→ **What the exercise asks**
Below are records; please give the number of their lines that contain the string "account", and only that number.

→ **Records supplied**
——

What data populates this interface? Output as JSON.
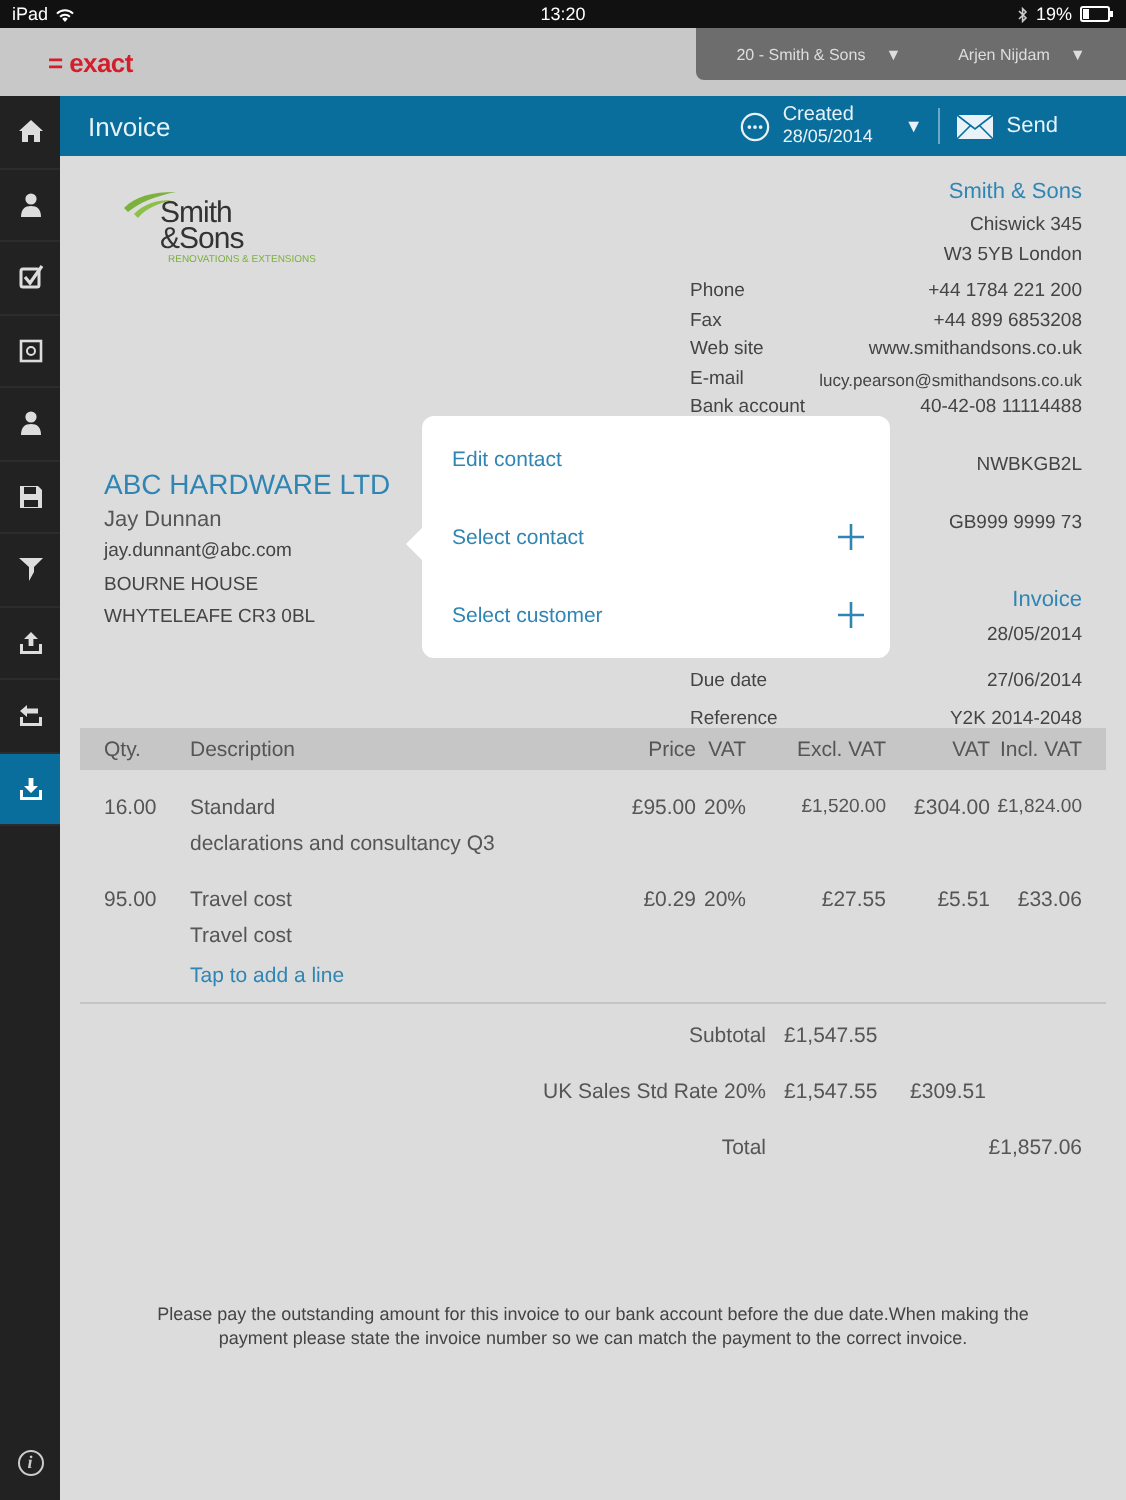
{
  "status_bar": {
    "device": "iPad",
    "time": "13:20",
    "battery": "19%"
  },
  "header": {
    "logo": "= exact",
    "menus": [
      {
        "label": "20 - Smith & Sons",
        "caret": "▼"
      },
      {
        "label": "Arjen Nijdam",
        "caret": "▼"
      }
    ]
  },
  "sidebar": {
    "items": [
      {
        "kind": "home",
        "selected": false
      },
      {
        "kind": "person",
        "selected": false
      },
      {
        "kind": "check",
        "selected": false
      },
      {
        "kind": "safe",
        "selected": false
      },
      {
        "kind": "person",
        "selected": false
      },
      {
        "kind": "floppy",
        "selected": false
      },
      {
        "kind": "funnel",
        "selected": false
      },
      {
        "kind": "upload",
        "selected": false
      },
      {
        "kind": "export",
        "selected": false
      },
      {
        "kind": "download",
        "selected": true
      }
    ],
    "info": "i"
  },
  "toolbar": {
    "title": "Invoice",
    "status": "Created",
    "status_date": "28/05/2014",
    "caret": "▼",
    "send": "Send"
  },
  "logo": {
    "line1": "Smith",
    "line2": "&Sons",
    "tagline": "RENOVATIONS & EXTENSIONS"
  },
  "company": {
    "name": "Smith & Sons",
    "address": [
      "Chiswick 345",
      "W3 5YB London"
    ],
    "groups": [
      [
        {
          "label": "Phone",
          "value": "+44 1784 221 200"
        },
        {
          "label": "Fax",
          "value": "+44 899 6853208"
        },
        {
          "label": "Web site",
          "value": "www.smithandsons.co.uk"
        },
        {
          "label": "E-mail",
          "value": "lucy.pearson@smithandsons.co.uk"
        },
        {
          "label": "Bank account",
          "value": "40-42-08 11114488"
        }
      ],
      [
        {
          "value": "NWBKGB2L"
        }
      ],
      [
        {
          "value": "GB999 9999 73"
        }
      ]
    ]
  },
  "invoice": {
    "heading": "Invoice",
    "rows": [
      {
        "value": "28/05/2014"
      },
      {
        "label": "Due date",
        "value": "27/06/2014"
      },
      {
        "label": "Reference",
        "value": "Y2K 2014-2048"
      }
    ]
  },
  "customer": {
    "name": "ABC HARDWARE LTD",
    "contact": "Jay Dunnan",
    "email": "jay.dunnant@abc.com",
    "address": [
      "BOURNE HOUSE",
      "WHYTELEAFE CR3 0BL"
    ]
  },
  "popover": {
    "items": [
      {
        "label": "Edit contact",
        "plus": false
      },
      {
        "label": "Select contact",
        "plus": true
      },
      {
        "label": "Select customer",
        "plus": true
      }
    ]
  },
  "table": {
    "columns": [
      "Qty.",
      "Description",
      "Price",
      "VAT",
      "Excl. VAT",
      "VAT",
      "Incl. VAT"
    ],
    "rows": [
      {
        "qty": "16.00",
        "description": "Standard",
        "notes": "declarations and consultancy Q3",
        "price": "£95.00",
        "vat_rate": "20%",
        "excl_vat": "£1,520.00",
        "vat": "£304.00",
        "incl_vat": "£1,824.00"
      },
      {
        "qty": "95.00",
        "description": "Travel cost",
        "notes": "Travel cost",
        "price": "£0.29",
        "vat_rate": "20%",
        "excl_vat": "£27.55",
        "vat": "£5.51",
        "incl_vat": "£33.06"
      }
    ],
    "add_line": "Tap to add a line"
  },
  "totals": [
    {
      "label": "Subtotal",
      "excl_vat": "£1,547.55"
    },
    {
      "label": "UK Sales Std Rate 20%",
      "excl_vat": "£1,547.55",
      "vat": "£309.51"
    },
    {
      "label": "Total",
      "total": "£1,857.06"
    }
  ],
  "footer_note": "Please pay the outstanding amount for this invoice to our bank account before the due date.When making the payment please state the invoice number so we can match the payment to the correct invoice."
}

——

→ **Answer to the problem**
2